- ACTIVITY:
Copy out all lines of the records in which the word "true" appears.
---*---
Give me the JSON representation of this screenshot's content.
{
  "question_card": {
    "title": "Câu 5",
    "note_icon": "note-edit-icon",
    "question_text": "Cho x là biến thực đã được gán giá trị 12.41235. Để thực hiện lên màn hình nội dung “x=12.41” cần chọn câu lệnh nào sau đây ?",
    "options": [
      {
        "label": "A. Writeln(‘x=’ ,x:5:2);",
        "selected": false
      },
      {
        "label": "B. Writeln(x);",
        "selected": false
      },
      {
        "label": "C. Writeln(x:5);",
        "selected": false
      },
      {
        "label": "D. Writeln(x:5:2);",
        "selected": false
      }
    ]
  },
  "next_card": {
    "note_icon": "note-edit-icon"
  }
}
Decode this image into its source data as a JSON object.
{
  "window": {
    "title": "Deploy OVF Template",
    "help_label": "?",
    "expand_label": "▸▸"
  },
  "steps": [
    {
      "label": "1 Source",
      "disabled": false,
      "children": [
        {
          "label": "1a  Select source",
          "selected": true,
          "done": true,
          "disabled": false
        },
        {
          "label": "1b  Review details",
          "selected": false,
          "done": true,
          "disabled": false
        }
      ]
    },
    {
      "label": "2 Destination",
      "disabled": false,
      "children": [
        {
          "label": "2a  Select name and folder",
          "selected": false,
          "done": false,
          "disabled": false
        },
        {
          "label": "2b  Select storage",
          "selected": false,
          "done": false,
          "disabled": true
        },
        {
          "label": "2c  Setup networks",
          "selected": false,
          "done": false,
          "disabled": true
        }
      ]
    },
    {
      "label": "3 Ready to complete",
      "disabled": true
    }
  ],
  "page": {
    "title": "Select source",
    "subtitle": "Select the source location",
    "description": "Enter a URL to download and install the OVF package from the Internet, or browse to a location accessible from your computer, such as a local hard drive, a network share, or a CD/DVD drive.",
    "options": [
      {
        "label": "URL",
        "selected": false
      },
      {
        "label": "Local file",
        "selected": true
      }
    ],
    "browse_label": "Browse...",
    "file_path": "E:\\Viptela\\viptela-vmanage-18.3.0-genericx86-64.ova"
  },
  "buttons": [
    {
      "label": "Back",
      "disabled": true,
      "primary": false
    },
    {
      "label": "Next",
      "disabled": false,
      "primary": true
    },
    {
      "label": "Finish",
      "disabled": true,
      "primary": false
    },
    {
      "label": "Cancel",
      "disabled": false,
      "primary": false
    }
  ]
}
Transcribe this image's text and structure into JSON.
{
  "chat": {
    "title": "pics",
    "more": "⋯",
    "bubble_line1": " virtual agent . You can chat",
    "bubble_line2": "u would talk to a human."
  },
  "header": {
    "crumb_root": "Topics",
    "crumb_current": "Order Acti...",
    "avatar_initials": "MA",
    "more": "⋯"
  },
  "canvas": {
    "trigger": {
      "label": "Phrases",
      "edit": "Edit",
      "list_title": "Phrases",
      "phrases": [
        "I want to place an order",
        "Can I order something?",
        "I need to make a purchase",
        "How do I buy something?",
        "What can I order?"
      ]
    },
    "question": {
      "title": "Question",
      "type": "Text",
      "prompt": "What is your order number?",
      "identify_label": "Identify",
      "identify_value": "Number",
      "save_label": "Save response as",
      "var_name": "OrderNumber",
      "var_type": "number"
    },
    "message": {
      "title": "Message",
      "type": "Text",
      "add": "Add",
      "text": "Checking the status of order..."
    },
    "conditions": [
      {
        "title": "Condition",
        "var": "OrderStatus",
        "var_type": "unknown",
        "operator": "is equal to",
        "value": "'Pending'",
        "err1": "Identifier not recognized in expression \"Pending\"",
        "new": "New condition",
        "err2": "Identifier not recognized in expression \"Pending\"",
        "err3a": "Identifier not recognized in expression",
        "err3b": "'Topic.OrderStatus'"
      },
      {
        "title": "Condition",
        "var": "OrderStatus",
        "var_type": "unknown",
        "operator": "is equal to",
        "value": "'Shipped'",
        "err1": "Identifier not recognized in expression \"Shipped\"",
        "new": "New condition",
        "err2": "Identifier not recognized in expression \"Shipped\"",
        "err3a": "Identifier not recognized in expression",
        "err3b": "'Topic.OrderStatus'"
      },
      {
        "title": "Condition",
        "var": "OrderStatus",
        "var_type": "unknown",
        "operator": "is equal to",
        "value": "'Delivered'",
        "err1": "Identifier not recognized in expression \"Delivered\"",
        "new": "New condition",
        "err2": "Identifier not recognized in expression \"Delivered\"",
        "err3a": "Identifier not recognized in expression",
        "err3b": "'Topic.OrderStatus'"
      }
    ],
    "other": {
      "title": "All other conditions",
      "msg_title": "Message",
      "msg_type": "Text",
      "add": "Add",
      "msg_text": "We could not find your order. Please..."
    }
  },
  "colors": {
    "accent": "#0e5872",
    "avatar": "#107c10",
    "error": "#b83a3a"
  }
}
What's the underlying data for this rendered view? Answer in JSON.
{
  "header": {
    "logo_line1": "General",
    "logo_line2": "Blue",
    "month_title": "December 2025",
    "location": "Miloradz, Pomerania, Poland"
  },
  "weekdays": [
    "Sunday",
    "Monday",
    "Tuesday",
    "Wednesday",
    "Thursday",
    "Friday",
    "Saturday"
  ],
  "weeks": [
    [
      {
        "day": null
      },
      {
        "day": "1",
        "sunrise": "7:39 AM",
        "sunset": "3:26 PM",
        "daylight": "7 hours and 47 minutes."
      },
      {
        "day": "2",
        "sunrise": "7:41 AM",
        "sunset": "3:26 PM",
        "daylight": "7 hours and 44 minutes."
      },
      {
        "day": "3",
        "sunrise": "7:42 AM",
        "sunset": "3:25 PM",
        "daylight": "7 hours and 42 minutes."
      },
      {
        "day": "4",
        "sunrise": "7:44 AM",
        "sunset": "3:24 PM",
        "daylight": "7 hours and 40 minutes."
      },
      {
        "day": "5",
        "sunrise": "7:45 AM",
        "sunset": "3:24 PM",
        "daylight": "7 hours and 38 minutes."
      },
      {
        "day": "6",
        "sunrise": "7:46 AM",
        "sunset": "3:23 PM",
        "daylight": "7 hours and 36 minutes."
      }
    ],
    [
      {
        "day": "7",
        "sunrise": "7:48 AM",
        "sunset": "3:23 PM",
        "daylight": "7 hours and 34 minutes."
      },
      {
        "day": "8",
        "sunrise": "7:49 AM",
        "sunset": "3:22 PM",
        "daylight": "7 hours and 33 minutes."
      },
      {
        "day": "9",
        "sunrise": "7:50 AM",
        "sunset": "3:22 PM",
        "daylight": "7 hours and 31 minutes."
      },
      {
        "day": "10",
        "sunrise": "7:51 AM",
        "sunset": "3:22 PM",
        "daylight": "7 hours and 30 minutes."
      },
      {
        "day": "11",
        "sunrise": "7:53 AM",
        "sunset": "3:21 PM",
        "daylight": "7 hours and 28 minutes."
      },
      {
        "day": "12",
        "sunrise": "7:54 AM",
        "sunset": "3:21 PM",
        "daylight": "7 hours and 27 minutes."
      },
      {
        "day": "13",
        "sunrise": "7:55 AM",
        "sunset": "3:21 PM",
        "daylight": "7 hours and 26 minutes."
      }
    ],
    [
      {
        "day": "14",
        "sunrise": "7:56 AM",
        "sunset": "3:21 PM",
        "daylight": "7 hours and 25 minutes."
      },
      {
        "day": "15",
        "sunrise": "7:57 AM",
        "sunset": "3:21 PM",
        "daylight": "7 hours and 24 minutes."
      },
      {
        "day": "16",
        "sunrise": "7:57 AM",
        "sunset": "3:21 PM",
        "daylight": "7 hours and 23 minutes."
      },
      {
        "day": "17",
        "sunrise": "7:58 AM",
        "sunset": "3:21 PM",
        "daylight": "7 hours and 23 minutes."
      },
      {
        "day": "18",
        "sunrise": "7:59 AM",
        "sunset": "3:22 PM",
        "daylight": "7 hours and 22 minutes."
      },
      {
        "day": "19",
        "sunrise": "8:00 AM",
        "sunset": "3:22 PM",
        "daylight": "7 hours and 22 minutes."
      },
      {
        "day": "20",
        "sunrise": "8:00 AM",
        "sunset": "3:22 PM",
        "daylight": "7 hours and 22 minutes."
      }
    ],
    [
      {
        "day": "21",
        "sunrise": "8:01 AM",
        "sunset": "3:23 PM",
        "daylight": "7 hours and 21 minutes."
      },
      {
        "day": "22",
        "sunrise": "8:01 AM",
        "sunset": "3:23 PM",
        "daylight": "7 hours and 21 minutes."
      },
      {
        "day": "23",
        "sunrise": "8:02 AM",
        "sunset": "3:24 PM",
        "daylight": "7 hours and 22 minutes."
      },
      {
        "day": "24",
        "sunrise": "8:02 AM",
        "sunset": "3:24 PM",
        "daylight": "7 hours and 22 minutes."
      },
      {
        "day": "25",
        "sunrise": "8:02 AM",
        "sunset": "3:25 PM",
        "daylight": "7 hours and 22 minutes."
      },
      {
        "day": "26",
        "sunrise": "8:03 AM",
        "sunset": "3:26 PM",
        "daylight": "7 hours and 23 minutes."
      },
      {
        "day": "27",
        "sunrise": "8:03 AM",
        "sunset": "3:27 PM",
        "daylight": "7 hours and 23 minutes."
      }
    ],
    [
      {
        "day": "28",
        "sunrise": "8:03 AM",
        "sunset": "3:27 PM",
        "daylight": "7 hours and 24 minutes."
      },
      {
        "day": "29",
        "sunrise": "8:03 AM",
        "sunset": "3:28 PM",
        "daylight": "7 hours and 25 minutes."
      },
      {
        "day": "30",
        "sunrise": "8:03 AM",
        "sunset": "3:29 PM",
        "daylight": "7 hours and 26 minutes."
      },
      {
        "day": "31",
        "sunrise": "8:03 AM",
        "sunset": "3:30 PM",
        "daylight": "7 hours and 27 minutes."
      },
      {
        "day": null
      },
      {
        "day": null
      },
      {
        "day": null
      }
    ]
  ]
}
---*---
- TASK SOLUTION:
          "selected": true,
          "done": true,
          "done": true,
          "disabled": true
          "disabled": true
      "disabled": true
        "selected": true
      "disabled": true,
      "primary": true
      "disabled": true,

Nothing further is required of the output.